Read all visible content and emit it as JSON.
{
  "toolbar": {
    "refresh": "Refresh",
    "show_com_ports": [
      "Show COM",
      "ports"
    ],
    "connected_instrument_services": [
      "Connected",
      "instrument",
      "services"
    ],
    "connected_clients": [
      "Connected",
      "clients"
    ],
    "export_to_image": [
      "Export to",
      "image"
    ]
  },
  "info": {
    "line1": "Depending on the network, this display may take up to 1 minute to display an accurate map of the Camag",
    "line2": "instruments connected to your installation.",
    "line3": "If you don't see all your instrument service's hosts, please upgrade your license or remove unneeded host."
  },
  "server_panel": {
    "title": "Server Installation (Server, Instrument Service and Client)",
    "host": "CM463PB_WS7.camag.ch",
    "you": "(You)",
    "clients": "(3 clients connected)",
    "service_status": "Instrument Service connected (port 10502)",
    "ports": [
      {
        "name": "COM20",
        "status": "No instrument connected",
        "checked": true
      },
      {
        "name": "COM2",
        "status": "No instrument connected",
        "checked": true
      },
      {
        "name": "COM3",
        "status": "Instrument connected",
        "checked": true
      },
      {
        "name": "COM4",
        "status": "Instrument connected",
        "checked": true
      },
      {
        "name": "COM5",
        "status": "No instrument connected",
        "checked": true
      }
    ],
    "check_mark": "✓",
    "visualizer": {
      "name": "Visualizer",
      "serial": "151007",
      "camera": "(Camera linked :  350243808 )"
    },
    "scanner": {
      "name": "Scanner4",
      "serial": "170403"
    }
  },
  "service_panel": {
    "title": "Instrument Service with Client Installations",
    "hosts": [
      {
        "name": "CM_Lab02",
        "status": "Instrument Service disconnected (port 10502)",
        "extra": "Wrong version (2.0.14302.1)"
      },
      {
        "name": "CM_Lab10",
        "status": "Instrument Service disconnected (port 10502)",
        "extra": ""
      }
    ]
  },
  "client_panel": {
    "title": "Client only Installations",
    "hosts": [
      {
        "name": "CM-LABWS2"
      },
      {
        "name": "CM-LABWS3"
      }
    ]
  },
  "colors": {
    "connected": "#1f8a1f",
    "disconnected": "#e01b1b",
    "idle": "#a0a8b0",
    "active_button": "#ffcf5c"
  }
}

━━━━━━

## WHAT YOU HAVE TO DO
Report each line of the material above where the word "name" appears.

## RESULT OF THIS TASK
        "name": "COM20",
        "name": "COM2",
        "name": "COM3",
        "name": "COM4",
        "name": "COM5",
      "name": "Visualizer",
      "name": "Scanner4",
        "name": "CM_Lab02",
        "name": "CM_Lab10",
        "name": "CM-LABWS2"
        "name": "CM-LABWS3"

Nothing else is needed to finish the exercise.